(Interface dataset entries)
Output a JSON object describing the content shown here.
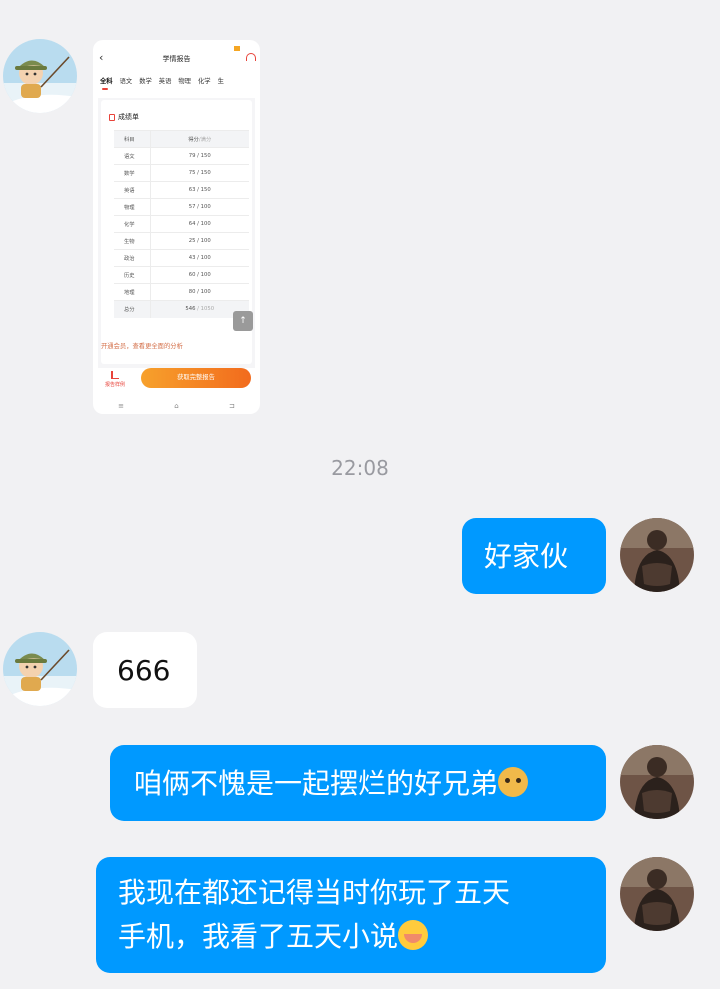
{
  "screenshot": {
    "title": "学情报告",
    "back": "‹",
    "tabs": [
      "全科",
      "语文",
      "数学",
      "英语",
      "物理",
      "化学",
      "生"
    ],
    "card_title": "成绩单",
    "table_header": {
      "subject": "科目",
      "score": "得分",
      "full": "/满分"
    },
    "rows": [
      {
        "subject": "语文",
        "score": "79 / 150"
      },
      {
        "subject": "数学",
        "score": "75 / 150"
      },
      {
        "subject": "英语",
        "score": "63 / 150"
      },
      {
        "subject": "物理",
        "score": "57 / 100"
      },
      {
        "subject": "化学",
        "score": "64 / 100"
      },
      {
        "subject": "生物",
        "score": "25 / 100"
      },
      {
        "subject": "政治",
        "score": "43 / 100"
      },
      {
        "subject": "历史",
        "score": "60 / 100"
      },
      {
        "subject": "地理",
        "score": "80 / 100"
      }
    ],
    "total": {
      "subject": "总分",
      "score": "546",
      "full": " / 1050"
    },
    "up_icon": "↑",
    "promo": "开通会员，查看更全面的分析",
    "report_example": "报告样例",
    "get_button": "获取完整报告",
    "nav": [
      "≡",
      "⌂",
      "⊐"
    ]
  },
  "timestamp": "22:08",
  "messages": [
    {
      "sender": "me",
      "text": "好家伙"
    },
    {
      "sender": "them",
      "text": "666"
    },
    {
      "sender": "me",
      "text": "咱俩不愧是一起摆烂的好兄弟",
      "emoji": "doge-icon"
    },
    {
      "sender": "me",
      "text_line1": "我现在都还记得当时你玩了五天",
      "text_line2": "手机，我看了五天小说",
      "emoji": "facepalm-icon"
    }
  ],
  "colors": {
    "my_bubble": "#0099ff",
    "their_bubble": "#ffffff",
    "background": "#f1f1f3"
  }
}
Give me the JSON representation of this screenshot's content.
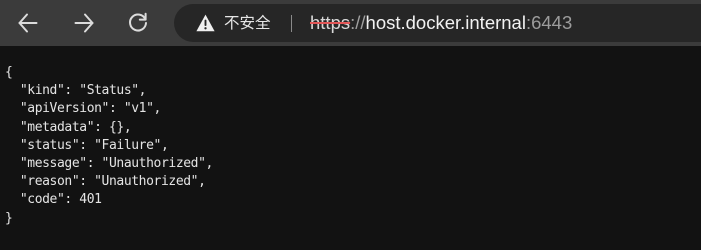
{
  "browser": {
    "nav": {
      "back_icon": "arrow-left-icon",
      "forward_icon": "arrow-right-icon",
      "reload_icon": "reload-icon"
    },
    "address_bar": {
      "security_icon": "warning-triangle-icon",
      "security_label": "不安全",
      "url": {
        "scheme": "https",
        "separator": "://",
        "host": "host.docker.internal",
        "port": ":6443"
      }
    }
  },
  "page": {
    "json_text": "{\n  \"kind\": \"Status\",\n  \"apiVersion\": \"v1\",\n  \"metadata\": {},\n  \"status\": \"Failure\",\n  \"message\": \"Unauthorized\",\n  \"reason\": \"Unauthorized\",\n  \"code\": 401\n}"
  },
  "colors": {
    "toolbar_bg": "#3b3b3b",
    "address_bar_bg": "#262626",
    "page_bg": "#121212",
    "text": "#e4e4e4",
    "insecure_strike": "#e15656"
  }
}
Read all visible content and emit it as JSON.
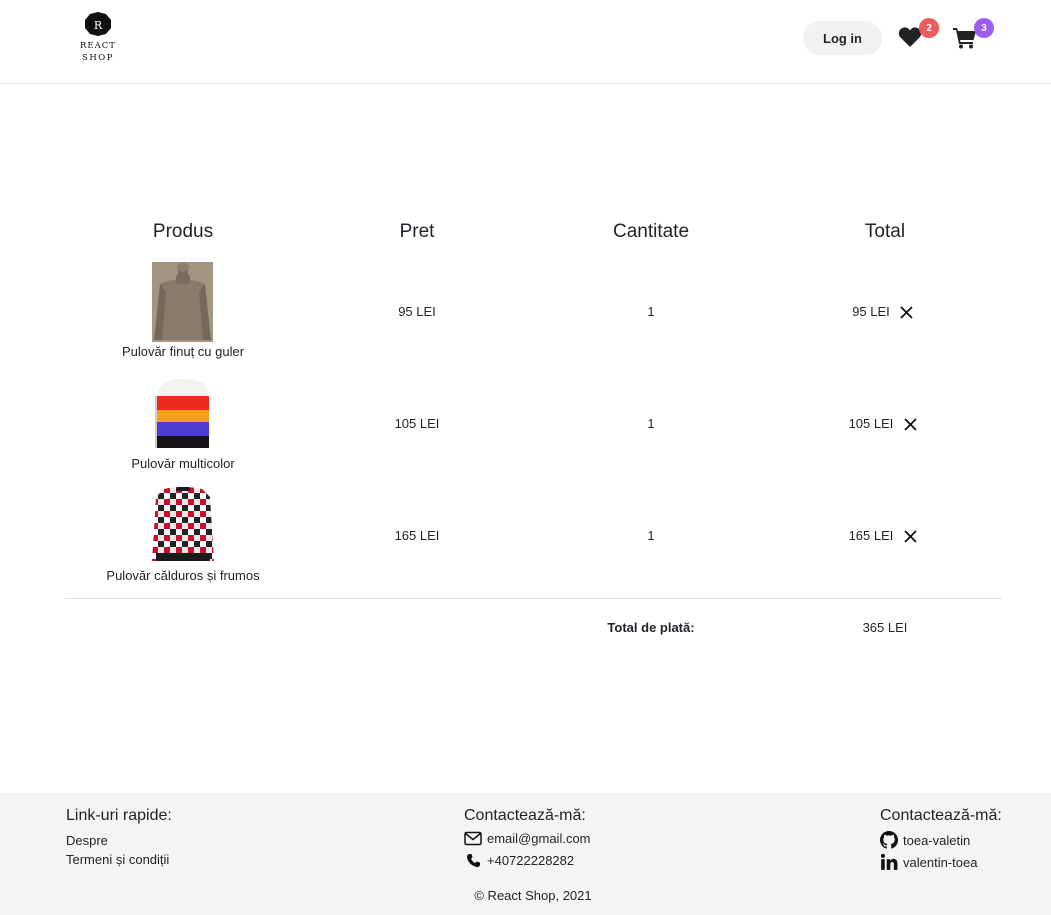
{
  "header": {
    "logo": {
      "letter": "R",
      "line1": "REACT",
      "line2": "SHOP"
    },
    "login_label": "Log in",
    "favorites_count": "2",
    "cart_count": "3",
    "colors": {
      "fav_badge": "#ec5c5c",
      "cart_badge": "#9b5cf0"
    }
  },
  "cart": {
    "columns": [
      "Produs",
      "Pret",
      "Cantitate",
      "Total"
    ],
    "items": [
      {
        "name": "Pulovăr finuț cu guler",
        "price": "95 LEI",
        "quantity": "1",
        "total": "95 LEI",
        "image": "beige-turtleneck-sweater"
      },
      {
        "name": "Pulovăr multicolor",
        "price": "105 LEI",
        "quantity": "1",
        "total": "105 LEI",
        "image": "striped-multicolor-sweater"
      },
      {
        "name": "Pulovăr călduros și frumos",
        "price": "165 LEI",
        "quantity": "1",
        "total": "165 LEI",
        "image": "checkered-red-sweater"
      }
    ],
    "total_label": "Total de plată:",
    "total_value": "365 LEI"
  },
  "footer": {
    "quick_links": {
      "title": "Link-uri rapide:",
      "links": [
        "Despre",
        "Termeni și condiții"
      ]
    },
    "contact": {
      "title": "Contactează-mă:",
      "email": "email@gmail.com",
      "phone": "+40722228282"
    },
    "social": {
      "title": "Contactează-mă:",
      "github": "toea-valetin",
      "linkedin": "valentin-toea"
    },
    "copyright": "© React Shop, 2021"
  }
}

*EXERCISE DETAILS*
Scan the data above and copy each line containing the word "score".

*RESPONSE AREA*
      "score": "得分",
        "score": "79 / 150"
        "score": "75 / 150"
        "score": "63 / 150"
        "score": "57 / 100"
        "score": "64 / 100"
        "score": "25 / 100"
        "score": "43 / 100"
        "score": "60 / 100"
        "score": "80 / 100"
      "score": "546",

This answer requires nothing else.